Work to complete —
Search term "JSON": please copy every line of the records below that contains it.
>>>
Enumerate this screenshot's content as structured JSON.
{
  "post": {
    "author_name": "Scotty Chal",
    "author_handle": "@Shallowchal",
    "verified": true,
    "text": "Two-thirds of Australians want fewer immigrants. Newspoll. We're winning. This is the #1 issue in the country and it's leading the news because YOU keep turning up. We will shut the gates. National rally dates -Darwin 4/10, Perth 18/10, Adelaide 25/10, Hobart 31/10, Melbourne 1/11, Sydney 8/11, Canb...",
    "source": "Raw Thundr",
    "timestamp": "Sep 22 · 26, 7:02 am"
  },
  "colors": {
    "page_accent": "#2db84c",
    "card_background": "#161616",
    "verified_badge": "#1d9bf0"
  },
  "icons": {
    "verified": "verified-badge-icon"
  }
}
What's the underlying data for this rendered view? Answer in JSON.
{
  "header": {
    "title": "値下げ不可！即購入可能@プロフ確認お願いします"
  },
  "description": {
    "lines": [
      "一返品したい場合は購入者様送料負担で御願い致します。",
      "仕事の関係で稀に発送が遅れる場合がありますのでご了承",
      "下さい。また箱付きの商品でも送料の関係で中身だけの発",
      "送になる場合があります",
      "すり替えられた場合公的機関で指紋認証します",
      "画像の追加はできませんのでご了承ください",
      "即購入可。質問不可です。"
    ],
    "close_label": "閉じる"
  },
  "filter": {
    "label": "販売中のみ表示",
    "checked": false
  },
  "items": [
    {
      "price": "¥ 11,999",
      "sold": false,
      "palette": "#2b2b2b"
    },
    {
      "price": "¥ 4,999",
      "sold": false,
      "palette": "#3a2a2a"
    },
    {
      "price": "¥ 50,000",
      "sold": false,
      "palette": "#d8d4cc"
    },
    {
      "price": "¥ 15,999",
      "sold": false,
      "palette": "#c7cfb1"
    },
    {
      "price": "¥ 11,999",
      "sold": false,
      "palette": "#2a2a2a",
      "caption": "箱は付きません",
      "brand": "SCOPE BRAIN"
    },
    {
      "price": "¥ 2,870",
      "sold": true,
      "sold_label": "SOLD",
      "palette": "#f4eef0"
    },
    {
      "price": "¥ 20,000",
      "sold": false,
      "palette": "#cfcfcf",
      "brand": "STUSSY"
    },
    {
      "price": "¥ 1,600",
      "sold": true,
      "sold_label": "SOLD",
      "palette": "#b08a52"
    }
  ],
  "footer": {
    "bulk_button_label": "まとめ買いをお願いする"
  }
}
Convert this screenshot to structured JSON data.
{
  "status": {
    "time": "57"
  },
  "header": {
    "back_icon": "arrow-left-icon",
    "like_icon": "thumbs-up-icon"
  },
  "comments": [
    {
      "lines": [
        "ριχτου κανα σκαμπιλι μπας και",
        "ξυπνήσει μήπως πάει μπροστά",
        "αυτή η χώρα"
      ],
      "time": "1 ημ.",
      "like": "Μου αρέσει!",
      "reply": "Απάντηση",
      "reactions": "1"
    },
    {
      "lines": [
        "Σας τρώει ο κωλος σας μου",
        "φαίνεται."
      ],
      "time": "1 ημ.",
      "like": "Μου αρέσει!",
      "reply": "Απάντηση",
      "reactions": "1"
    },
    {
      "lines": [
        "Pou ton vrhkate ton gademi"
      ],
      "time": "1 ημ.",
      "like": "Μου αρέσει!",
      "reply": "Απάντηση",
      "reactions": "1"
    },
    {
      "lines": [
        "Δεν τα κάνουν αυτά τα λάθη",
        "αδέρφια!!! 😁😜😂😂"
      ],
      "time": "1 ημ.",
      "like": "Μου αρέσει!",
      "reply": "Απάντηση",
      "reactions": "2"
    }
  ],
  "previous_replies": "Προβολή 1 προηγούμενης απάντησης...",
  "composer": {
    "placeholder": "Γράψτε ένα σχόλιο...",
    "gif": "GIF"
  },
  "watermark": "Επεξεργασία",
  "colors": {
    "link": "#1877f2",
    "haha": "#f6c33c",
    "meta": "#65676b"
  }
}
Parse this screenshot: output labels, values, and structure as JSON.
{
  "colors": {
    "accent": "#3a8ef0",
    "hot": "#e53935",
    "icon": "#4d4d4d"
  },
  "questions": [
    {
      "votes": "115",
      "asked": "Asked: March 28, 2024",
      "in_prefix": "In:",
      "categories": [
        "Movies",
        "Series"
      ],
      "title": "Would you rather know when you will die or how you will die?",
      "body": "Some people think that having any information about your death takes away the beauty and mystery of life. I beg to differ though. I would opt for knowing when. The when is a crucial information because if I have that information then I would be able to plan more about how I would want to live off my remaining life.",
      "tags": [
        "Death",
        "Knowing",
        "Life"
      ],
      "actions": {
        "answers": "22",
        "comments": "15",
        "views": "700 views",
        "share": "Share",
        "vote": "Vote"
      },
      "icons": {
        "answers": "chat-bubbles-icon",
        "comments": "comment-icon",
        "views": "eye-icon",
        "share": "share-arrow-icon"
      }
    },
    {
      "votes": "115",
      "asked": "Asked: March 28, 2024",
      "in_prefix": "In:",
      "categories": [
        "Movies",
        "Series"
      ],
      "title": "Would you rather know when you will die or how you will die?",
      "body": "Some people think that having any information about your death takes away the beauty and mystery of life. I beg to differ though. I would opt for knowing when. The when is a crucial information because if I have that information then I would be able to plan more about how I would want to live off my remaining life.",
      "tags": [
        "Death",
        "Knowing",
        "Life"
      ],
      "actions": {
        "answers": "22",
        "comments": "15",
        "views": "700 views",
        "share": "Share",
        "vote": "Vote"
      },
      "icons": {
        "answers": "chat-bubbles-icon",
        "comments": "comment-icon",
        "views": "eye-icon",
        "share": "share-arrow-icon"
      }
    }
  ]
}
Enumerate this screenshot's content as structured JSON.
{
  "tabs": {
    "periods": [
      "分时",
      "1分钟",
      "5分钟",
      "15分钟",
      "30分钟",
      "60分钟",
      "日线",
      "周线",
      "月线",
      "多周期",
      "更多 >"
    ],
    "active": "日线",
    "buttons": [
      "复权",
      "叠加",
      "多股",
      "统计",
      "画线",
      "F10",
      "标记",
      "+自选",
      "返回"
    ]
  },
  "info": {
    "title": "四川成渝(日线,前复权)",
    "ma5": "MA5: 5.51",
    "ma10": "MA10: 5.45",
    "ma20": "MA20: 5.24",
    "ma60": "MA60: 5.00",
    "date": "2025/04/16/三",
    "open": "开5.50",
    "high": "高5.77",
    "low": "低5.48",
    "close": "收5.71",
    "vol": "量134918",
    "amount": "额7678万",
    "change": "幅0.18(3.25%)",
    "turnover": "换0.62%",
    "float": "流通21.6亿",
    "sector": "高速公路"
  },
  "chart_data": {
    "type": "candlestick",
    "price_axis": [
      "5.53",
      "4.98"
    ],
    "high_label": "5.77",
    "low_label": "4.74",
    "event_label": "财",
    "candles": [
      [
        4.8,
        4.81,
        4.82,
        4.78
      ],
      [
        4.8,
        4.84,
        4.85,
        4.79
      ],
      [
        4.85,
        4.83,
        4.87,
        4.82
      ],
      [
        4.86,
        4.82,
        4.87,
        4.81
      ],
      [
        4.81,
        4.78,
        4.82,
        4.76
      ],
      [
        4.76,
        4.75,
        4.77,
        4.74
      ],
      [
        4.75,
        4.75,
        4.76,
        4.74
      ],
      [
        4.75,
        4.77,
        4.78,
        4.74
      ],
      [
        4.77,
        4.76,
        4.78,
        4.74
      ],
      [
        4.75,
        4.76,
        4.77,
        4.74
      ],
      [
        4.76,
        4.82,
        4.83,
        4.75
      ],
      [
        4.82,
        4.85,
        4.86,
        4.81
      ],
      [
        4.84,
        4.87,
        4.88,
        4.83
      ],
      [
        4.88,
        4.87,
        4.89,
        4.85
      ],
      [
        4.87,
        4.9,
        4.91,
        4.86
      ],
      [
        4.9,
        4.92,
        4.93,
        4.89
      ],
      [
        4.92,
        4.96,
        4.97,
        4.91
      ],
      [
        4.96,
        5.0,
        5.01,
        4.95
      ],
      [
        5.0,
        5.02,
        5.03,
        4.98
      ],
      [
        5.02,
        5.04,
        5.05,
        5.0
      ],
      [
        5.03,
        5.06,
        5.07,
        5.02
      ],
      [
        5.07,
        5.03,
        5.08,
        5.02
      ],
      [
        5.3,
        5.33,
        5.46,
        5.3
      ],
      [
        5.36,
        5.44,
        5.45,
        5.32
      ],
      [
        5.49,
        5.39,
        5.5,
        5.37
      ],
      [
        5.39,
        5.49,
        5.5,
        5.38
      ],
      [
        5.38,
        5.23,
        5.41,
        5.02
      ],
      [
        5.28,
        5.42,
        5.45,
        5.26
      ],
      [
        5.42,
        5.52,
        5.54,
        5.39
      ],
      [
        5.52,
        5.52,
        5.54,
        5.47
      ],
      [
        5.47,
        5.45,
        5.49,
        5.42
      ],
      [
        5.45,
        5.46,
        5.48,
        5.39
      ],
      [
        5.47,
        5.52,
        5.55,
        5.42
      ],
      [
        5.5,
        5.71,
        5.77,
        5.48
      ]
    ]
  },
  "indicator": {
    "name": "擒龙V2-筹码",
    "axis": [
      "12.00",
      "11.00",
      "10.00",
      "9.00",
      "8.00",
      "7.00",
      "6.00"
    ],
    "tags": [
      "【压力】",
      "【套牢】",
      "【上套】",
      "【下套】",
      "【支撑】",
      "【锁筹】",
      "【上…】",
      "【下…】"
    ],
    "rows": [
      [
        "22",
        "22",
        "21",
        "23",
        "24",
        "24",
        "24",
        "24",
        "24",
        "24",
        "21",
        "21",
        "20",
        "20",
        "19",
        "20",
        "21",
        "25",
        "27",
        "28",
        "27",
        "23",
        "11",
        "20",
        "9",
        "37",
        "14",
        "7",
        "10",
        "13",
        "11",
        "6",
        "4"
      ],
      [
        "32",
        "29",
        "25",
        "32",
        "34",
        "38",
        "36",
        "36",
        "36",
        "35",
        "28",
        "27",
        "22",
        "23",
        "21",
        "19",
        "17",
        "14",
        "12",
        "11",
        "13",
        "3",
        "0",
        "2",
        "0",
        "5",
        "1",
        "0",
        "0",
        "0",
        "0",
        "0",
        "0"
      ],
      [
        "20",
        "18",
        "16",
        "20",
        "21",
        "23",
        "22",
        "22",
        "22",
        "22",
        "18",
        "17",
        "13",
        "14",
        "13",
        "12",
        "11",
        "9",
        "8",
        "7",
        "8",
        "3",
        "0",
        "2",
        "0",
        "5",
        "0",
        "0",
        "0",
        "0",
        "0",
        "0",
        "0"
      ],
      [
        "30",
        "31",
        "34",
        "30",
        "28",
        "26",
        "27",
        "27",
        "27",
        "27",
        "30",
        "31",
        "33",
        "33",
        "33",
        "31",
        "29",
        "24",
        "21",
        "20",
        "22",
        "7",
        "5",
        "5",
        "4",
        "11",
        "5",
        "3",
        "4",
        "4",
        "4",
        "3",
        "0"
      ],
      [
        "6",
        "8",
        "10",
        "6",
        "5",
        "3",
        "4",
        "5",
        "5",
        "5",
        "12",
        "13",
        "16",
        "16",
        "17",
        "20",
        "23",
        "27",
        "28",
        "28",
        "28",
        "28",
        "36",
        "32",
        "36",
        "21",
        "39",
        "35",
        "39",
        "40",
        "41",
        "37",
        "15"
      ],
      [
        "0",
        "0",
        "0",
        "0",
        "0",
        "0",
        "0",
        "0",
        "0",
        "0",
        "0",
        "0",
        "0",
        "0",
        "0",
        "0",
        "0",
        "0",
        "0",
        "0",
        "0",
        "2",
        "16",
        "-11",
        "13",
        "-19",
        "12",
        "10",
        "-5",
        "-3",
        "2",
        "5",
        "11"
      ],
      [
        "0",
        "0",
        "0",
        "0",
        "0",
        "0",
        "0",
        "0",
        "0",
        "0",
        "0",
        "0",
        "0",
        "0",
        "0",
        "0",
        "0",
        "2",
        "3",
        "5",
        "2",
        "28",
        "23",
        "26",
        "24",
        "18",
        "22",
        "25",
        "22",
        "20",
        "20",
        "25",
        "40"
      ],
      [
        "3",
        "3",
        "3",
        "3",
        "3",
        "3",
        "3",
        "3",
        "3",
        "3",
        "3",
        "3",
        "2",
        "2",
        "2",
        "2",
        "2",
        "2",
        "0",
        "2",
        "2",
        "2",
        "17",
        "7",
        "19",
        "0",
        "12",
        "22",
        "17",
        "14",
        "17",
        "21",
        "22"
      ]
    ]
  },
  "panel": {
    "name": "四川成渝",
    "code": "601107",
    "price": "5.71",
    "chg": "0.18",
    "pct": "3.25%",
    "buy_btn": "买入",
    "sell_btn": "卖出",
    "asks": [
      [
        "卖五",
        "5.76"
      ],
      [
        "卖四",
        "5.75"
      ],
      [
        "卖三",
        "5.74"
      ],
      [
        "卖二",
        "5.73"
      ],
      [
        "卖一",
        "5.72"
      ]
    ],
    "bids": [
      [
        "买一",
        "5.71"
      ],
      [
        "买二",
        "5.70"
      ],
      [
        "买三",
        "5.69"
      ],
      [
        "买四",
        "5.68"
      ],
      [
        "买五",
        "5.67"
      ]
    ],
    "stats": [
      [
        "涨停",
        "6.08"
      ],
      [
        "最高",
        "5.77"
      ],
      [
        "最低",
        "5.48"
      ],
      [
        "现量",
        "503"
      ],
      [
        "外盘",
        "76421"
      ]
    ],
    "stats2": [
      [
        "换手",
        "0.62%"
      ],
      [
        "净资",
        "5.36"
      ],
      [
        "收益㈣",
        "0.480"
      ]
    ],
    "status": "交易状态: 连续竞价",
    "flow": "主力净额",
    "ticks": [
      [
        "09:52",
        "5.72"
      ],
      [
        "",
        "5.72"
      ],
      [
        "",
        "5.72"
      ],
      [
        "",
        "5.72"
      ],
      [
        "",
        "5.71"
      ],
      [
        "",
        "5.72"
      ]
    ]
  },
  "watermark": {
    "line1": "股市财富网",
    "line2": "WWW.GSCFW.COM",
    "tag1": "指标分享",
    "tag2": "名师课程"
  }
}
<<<
The answer —
Enumerate this screenshot's content as structured JSON.
What's the underlying data for this rendered view? Answer in JSON.
Convert this screenshot to structured JSON data.
Parse this screenshot: output labels, values, and structure as JSON.
Enumerate this screenshot's content as structured JSON.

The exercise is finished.